Cataract Surgery

Cataract surgery is one of the most common surgical procedures performed. Cataracts occur when the lens in the eye, which helps to focus images, becomes cloudy. Cataracts affect a very high proportion of people and occur with older age - they affect 90% of people aged 75 years or older. Surgical removal of the cataract and replacement of the cloudy lens with a clear, synthetic, substitute lens is a treatment that results in highly satisfactory results. Surgery is currently the only cure for cataracts as once the lens starts to become cloudy there are no medical treatments available to stop this process.

By removing the clouded lens from the eye and replacing it with a permanent intraocular lens (IOL) the vision problems caused by the cataract are eliminated. The surgery can have major effects on the daily life of the patients and allows people to return to driving, reading, and working.

The Procedure

The basic operation to remove a cataract is a process called phacoemulsification / extracapsular cataract extraction. The lens sits inside the eye behind the cornea (the clear layer at the front of the eye) and is contained within a sac-like capsule. A small incision is made where the cornea and the sclera (the white of the eye) meet, and an incision is made in the capsule. Through this incision, two of the three structures of the lens -- the hard nucleus and the soft cortex -- are removed.

An ultrasonic probe is inserted into the lens capsule and is used to break up the cloudy nucleus and cortex tissue of the lens, which is then suctioned out by the probe and the lens capsule is left in the eye to support the intraocular lens implant. After the clouded lens tissue has been removed, the surgeon places a new, clear, intraocular lens (IOL) into the capsule to replace the clouded lens that was removed. When implanted, the new IOL is folded so that it can fit through the small incision that was made, and once placed inside the lens capsule it is unfolded. The new, clear, lens (IOL) that has been inserted now performs the same function as the old clouded lens that was removed.

The average cataract surgery is about an hour long, but can be as short as twenty minutes, and the procedure is usually performed in an outpatient facility of a hospital. After the procedure is over, there is a short stay to check for complications, but all patients are able to go home the same day.

Local anesthesia, often administered as eye drops at the beginning of the procedure, takes care of the any pain. There may be minor pain during the healing process, but this is usually relieved by simple painkillers like paracetamol.

After Your Procedure

You will need someone to drive you home after the procedure. Post-operative care often includes the use of eye drops or the wearing of glasses or shields.
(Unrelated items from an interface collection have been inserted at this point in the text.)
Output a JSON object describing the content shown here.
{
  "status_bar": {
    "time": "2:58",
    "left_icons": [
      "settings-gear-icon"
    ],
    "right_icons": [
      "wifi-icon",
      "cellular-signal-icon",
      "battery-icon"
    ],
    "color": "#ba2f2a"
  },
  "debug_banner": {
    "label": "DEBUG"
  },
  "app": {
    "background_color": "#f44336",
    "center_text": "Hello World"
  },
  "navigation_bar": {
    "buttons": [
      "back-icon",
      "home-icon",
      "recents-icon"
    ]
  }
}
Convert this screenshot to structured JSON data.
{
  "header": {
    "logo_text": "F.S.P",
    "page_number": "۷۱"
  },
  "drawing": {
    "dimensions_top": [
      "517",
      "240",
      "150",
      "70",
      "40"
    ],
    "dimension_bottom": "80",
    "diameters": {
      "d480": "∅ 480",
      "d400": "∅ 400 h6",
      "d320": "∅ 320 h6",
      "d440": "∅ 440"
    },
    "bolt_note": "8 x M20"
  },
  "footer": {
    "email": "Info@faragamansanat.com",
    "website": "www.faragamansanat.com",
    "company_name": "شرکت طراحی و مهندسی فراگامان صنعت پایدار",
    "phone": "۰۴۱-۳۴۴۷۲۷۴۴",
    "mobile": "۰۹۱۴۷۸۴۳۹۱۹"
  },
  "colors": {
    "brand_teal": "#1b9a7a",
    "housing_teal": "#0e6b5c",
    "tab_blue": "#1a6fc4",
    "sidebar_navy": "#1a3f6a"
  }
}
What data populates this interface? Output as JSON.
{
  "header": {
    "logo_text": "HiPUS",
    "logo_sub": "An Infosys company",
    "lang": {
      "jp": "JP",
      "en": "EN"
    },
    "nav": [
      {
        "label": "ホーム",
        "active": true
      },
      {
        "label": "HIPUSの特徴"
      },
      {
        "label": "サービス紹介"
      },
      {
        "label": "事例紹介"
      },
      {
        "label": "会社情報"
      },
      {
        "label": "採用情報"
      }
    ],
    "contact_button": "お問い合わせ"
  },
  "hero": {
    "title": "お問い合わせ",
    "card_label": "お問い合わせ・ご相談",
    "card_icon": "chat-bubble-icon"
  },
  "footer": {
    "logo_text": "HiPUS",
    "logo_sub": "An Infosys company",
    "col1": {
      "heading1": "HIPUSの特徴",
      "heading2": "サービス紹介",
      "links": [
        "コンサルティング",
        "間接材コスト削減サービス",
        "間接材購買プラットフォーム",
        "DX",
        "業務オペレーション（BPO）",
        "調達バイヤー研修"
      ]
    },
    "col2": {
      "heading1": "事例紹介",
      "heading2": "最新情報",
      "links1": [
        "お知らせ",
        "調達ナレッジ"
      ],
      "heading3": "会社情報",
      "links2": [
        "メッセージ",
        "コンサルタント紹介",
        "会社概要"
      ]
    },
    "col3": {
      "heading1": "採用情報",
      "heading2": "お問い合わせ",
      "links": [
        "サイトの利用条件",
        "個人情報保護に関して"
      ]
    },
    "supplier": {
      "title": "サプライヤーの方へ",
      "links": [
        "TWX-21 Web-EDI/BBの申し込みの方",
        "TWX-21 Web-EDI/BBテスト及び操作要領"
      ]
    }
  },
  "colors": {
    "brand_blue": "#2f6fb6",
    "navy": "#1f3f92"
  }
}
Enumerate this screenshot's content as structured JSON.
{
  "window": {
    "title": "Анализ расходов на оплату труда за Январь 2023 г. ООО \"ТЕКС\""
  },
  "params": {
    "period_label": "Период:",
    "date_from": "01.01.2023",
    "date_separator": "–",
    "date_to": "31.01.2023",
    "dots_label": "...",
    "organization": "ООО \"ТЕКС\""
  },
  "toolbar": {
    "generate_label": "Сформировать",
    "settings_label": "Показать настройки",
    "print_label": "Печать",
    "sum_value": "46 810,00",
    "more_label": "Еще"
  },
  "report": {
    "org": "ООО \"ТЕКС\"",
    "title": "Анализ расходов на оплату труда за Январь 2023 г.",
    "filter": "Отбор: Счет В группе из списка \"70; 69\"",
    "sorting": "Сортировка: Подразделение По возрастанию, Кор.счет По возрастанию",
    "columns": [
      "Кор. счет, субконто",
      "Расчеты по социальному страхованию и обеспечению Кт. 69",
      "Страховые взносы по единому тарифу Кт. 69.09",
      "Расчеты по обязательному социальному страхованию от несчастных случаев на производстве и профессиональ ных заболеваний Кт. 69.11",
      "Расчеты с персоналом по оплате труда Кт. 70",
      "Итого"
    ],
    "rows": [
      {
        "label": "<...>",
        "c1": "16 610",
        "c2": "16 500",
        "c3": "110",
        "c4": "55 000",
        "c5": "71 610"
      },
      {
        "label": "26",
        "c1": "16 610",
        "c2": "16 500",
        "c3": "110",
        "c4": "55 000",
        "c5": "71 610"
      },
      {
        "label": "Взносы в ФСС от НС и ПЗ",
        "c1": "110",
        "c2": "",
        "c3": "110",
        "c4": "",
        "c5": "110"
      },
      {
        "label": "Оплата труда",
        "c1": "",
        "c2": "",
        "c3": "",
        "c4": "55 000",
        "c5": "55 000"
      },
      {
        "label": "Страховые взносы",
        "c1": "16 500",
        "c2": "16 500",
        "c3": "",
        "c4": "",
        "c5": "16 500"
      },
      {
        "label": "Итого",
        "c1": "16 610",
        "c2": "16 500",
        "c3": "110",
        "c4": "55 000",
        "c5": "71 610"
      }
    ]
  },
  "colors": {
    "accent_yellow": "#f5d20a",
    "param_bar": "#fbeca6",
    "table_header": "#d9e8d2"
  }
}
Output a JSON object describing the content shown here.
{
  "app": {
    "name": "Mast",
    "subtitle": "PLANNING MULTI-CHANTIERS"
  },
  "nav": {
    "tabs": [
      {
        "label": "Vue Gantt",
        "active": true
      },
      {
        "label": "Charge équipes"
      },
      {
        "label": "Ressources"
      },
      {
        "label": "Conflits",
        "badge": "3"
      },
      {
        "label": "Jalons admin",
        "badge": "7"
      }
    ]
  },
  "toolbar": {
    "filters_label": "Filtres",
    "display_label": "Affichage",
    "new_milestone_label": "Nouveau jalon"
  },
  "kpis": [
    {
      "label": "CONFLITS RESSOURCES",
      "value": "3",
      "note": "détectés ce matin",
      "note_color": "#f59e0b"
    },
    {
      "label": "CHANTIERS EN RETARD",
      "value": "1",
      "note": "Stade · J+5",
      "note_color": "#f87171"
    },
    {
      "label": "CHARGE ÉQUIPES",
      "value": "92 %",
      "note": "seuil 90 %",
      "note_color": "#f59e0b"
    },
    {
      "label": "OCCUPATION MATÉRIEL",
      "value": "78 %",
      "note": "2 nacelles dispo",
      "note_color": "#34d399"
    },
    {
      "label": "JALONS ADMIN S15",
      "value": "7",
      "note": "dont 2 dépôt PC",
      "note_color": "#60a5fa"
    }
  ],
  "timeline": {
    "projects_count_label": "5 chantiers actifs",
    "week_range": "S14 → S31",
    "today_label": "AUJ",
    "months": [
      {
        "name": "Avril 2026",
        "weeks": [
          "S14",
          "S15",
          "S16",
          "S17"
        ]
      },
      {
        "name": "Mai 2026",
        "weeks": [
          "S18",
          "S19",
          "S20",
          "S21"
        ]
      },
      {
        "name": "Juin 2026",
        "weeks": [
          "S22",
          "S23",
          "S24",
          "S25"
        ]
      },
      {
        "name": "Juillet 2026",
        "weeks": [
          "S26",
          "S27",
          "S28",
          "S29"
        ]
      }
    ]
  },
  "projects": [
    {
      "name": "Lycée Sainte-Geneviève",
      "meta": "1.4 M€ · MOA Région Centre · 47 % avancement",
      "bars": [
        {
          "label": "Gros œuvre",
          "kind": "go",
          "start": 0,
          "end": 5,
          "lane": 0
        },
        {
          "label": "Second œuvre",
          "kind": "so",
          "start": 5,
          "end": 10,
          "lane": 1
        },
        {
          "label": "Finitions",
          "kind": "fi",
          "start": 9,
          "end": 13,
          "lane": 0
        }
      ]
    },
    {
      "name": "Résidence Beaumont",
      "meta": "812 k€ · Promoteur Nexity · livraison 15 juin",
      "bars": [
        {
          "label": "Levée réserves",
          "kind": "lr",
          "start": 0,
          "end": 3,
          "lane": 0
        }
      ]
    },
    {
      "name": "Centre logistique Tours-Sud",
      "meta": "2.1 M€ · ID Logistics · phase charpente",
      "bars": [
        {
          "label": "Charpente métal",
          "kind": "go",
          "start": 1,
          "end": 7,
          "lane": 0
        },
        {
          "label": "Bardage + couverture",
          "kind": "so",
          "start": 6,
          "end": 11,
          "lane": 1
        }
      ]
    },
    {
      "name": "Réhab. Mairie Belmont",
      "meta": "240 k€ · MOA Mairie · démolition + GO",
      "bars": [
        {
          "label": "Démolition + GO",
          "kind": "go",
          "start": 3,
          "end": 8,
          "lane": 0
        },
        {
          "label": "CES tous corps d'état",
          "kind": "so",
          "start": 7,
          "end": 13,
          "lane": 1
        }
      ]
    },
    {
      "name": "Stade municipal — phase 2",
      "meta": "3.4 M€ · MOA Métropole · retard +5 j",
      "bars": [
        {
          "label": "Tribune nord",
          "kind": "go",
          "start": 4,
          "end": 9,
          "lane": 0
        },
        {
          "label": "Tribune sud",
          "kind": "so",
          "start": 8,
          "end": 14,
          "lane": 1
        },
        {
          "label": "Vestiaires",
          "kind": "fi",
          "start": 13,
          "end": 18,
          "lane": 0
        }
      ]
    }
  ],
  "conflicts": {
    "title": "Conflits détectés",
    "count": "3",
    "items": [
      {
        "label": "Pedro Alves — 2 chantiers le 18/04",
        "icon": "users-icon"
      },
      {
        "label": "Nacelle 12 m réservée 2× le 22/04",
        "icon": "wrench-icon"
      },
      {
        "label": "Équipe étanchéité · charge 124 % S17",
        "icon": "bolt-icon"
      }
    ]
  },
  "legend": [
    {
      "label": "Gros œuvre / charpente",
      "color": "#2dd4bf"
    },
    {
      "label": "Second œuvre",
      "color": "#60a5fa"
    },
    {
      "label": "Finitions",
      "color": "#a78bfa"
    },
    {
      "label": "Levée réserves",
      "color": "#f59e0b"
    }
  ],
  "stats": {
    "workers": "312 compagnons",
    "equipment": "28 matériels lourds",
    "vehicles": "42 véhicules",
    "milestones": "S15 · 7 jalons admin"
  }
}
Recovery is generally short, with full healing occurring within 2 to 6 weeks of the surgery. Some people have noticeable improvement in their vision from the day of surgery onward, while others need about a week for their vision to clear.

Long-term Outcome

Cataract surgery is a highly successful treatment. In about 50% of all treated patients, several months to a year after the procedure the capsule of the lens will become clouded also know as "secondary cataracts". If the "secondary cataract" develops can be treated using a procedure called a YAG capsulotomy which is when a laser is used to clear a hole through the damaged capsule tissue for light to enter the eye.

Risks and Limitations

All surgery carries some risks. Cataract surgery can result in high pressure in the eye (glaucoma); blood collection inside the eye; infection inside the eye; artificial lens damage or dislocation; drooping eyelid and swelling or clouding of the cornea. There are other risks that are specific to this procedure, and it is important that you talk to your surgeon about the possible complications prior to surgery.

Pre-existing medical conditions can alter the level of risk associated with any procedure, and it is important that you notify your surgeon

Cost

The components that determine the cost of the procedure are the surgical theatre costs, hospital costs, anaesthetic fee and the surgeon's fee. Prices vary and depend on; the extent/complexity of the procedure, the physical attributes of individual patients, and the surgeon performing the operation. Cataract surgery typically costs around $3200 per eye.